Carolyn Fitchett-Bins, 46, an educational consultant who specialized in English and a former D. C. public school teacher, died of cancer Thursday at Georgetown University Hospital.

Mrs. Fitchett-Bins, who was born in Washington, graduated from Dunbar High School. She earned a bachelor's degree in English at Howard University and a master's degree at the University of Chicago. She also studied at Northwestern and Georgetown universities.

From 1956 to 1964, she taught English and coached drama at Eastern High School. In the year she resigned, she received an award as an outstanding teacher from the D. C. Junior Chamber of Commerce.

She then moved to Chicago, where she taught creative dramatics at Hull House, the noted settlement house.

In 1965, Mrs. Fitchett-Bins moved to Newton, Mass., where she became an English specialist with the Education Development Center. From 1967 to 1972, she was a senior program associate at the Institute for Services to Education, working with predominantly black universities and colleges to improve the quality of instruction, particularly in reading and writing. During these years, she also taught in the Upward Bound program at the Boston campus of the University of Massachusetts, teaching English to inner-city youths bound for college.

Mrs. Fitchett-Bins, who returned to Washington in 1970, became an educational consultant after leaving the Institute for Services to Education. She wrote "Testing Your Child: A Handbook for Parents" for the D. C. Citizens for Better Public Education Inc. In 1974, she was a script writer for "Gettin' Over," a program produced by WNVT Telecomunications in North Springfield.

Since last September, she had been associate editor of Colloquia, a research journal about black women. She was working on a book called "Careers and Astrology" for teenagers.

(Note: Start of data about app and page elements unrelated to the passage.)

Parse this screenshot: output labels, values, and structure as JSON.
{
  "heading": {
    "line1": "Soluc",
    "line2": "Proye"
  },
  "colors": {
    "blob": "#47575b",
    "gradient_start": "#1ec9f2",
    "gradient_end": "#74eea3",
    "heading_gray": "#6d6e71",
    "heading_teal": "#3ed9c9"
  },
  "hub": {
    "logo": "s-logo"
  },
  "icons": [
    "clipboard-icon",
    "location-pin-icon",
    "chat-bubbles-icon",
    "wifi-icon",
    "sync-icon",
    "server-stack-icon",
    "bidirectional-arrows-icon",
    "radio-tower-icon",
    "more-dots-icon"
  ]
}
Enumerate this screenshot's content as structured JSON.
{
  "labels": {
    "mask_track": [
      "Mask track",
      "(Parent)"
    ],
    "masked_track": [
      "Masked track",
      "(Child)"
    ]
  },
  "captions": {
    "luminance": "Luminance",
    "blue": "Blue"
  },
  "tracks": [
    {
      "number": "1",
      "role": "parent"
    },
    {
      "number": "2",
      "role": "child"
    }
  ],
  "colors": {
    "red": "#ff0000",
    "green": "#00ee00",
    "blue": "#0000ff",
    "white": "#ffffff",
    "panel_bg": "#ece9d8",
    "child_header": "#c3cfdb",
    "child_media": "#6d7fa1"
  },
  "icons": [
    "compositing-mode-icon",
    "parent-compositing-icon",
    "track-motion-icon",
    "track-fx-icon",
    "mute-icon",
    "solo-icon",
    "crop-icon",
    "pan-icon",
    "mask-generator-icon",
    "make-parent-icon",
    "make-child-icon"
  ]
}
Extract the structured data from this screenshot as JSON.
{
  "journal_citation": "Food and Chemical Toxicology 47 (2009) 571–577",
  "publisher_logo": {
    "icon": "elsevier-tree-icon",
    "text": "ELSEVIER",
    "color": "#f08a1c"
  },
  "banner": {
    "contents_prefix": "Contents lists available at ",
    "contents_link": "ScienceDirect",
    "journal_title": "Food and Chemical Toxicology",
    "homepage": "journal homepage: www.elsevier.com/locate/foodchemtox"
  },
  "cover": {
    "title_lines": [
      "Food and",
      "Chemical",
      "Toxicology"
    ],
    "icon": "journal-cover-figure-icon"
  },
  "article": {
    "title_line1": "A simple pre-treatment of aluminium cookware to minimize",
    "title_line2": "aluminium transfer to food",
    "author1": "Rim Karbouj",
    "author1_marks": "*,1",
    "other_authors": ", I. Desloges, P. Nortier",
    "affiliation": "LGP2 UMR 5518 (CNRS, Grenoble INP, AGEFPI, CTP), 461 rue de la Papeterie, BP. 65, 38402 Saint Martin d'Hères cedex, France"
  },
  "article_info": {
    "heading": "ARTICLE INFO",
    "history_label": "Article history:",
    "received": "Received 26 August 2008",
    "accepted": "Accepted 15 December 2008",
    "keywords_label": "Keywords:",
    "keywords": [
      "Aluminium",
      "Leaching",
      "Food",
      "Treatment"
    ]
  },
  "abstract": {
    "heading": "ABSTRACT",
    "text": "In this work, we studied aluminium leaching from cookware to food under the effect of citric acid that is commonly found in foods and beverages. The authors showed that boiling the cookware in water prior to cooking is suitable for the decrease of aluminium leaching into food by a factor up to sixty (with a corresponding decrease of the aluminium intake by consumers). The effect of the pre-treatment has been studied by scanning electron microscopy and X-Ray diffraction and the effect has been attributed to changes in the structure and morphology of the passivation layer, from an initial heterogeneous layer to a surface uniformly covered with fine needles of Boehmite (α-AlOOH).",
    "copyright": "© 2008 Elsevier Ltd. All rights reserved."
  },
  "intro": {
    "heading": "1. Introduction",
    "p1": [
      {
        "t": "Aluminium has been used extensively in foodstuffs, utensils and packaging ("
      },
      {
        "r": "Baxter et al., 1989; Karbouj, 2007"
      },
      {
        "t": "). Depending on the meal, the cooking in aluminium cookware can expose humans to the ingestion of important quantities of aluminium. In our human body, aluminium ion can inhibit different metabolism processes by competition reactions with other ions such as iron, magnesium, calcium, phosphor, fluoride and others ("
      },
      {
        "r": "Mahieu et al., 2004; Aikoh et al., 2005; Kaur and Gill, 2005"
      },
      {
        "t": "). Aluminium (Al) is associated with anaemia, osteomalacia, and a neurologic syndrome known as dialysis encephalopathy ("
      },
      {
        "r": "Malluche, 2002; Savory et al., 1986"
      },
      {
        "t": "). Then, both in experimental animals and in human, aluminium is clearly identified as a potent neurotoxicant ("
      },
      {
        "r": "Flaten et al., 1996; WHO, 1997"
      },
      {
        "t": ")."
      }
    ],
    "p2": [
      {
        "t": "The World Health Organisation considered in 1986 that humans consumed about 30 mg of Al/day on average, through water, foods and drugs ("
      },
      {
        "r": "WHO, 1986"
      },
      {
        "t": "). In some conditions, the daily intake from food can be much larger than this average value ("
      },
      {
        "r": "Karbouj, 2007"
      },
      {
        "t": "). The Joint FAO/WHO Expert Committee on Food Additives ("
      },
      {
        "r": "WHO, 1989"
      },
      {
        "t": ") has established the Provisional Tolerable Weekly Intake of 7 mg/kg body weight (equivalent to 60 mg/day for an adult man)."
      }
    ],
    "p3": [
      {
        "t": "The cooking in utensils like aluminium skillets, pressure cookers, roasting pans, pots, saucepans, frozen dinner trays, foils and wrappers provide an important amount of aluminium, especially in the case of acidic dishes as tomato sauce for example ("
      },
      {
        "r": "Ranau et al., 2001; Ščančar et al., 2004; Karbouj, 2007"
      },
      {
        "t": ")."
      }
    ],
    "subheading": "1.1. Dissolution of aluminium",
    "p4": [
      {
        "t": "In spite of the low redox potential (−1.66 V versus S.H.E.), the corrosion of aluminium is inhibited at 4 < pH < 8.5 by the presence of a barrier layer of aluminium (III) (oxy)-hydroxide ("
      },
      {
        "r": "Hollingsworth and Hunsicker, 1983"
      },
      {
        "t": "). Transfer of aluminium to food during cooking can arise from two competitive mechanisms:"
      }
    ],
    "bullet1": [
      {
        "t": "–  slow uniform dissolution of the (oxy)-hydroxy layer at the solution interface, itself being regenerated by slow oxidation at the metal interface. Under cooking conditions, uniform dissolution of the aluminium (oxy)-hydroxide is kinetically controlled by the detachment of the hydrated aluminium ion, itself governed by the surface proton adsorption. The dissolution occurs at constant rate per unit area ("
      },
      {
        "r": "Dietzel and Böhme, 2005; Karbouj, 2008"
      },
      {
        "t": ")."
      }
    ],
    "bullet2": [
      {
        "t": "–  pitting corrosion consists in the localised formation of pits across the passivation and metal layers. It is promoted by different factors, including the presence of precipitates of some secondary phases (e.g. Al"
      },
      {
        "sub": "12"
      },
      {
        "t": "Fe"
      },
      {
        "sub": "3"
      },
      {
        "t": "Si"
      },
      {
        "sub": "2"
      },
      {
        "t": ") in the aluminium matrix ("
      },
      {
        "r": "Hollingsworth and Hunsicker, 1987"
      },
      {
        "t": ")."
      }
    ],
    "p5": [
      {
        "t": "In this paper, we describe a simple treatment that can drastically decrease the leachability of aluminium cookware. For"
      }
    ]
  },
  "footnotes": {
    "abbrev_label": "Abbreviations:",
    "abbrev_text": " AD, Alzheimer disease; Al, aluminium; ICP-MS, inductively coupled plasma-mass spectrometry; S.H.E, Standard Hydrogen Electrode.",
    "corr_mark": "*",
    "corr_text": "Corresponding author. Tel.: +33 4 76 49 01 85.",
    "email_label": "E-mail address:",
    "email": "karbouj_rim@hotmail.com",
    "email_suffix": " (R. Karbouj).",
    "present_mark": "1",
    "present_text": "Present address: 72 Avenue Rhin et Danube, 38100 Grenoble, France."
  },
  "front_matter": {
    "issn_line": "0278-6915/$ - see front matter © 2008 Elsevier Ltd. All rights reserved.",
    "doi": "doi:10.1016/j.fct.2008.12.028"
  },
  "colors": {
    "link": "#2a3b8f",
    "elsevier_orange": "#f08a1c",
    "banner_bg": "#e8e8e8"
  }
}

In 1976, Mrs. Fitchett-Bins began selling real estate and worked for the Integrity Realty Company in Washington until her death.

Survivors include her husband, Milton Bins of Washington; a stepson, Gregory Milton Bins of Chicago; her mother, Carrie Fitchett, and one brother, E. Horace Fitchett Jr., both of Washington.

The family suggests that expressions of sympathy be in the form of contributions to the Cancer Research Institute Inc., 133 E. 58th St., New York, N. Y., 10022, or to the Duke Ellington School for the Arts, c/o Maurice Eldrige, Principal, 35th and R streets NW, Washington, 20007.